• _Task to carry out_: Images are to be excluded from the copy, and the records below reproduced word for word.

- - -

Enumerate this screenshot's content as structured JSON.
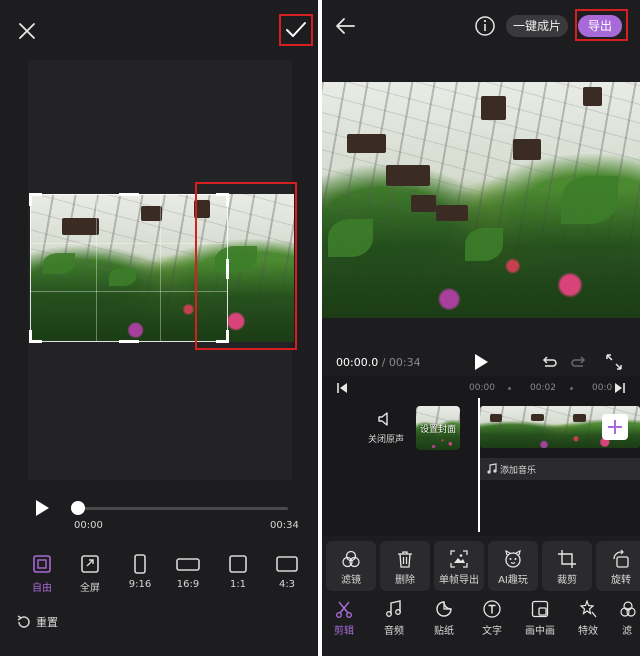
{
  "crop_screen": {
    "playback": {
      "current": "00:00",
      "total": "00:34",
      "progress": 0.0
    },
    "ratios": [
      {
        "label": "自由",
        "icon": "free-ratio-icon",
        "selected": true
      },
      {
        "label": "全屏",
        "icon": "fullscreen-icon",
        "selected": false
      },
      {
        "label": "9:16",
        "icon": "ratio-9-16-icon",
        "selected": false
      },
      {
        "label": "16:9",
        "icon": "ratio-16-9-icon",
        "selected": false
      },
      {
        "label": "1:1",
        "icon": "ratio-1-1-icon",
        "selected": false
      },
      {
        "label": "4:3",
        "icon": "ratio-4-3-icon",
        "selected": false
      }
    ],
    "reset_label": "重置"
  },
  "edit_screen": {
    "header": {
      "one_click_label": "一键成片",
      "export_label": "导出"
    },
    "playback": {
      "current": "00:00.0",
      "separator": "/",
      "total": "00:34"
    },
    "ruler": {
      "marks": [
        "00:00",
        "00:02",
        "00:0"
      ]
    },
    "track": {
      "mute_label": "关闭原声",
      "cover_label": "设置封面",
      "add_music_label": "添加音乐"
    },
    "tools": [
      {
        "label": "滤镜",
        "icon": "filter-icon"
      },
      {
        "label": "删除",
        "icon": "trash-icon"
      },
      {
        "label": "单帧导出",
        "icon": "frame-export-icon"
      },
      {
        "label": "AI趣玩",
        "icon": "ai-fun-icon"
      },
      {
        "label": "裁剪",
        "icon": "crop-icon"
      },
      {
        "label": "旋转",
        "icon": "rotate-icon"
      }
    ],
    "tabs": [
      {
        "label": "剪辑",
        "icon": "scissors-icon",
        "active": true
      },
      {
        "label": "音频",
        "icon": "music-note-icon",
        "active": false
      },
      {
        "label": "贴纸",
        "icon": "sticker-icon",
        "active": false
      },
      {
        "label": "文字",
        "icon": "text-icon",
        "active": false
      },
      {
        "label": "画中画",
        "icon": "pip-icon",
        "active": false
      },
      {
        "label": "特效",
        "icon": "effects-icon",
        "active": false
      },
      {
        "label": "滤",
        "icon": "filter-tab-icon",
        "active": false
      }
    ]
  },
  "colors": {
    "accent": "#a86ad8",
    "highlight": "#d62020",
    "panel_bg": "#1d1d1f"
  }
}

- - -

• _Answer box_:
Enumerate this screenshot's content as structured JSON.
{
  "crop_screen": {
    "playback": {
      "current": "00:00",
      "total": "00:34",
      "progress": 0.0
    },
    "ratios": [
      {
        "label": "自由",
        "icon": "free-ratio-icon",
        "selected": true
      },
      {
        "label": "全屏",
        "icon": "fullscreen-icon",
        "selected": false
      },
      {
        "label": "9:16",
        "icon": "ratio-9-16-icon",
        "selected": false
      },
      {
        "label": "16:9",
        "icon": "ratio-16-9-icon",
        "selected": false
      },
      {
        "label": "1:1",
        "icon": "ratio-1-1-icon",
        "selected": false
      },
      {
        "label": "4:3",
        "icon": "ratio-4-3-icon",
        "selected": false
      }
    ],
    "reset_label": "重置"
  },
  "edit_screen": {
    "header": {
      "one_click_label": "一键成片",
      "export_label": "导出"
    },
    "playback": {
      "current": "00:00.0",
      "separator": "/",
      "total": "00:34"
    },
    "ruler": {
      "marks": [
        "00:00",
        "00:02",
        "00:0"
      ]
    },
    "track": {
      "mute_label": "关闭原声",
      "cover_label": "设置封面",
      "add_music_label": "添加音乐"
    },
    "tools": [
      {
        "label": "滤镜",
        "icon": "filter-icon"
      },
      {
        "label": "删除",
        "icon": "trash-icon"
      },
      {
        "label": "单帧导出",
        "icon": "frame-export-icon"
      },
      {
        "label": "AI趣玩",
        "icon": "ai-fun-icon"
      },
      {
        "label": "裁剪",
        "icon": "crop-icon"
      },
      {
        "label": "旋转",
        "icon": "rotate-icon"
      }
    ],
    "tabs": [
      {
        "label": "剪辑",
        "icon": "scissors-icon",
        "active": true
      },
      {
        "label": "音频",
        "icon": "music-note-icon",
        "active": false
      },
      {
        "label": "贴纸",
        "icon": "sticker-icon",
        "active": false
      },
      {
        "label": "文字",
        "icon": "text-icon",
        "active": false
      },
      {
        "label": "画中画",
        "icon": "pip-icon",
        "active": false
      },
      {
        "label": "特效",
        "icon": "effects-icon",
        "active": false
      },
      {
        "label": "滤",
        "icon": "filter-tab-icon",
        "active": false
      }
    ]
  },
  "colors": {
    "accent": "#a86ad8",
    "highlight": "#d62020",
    "panel_bg": "#1d1d1f"
  }
}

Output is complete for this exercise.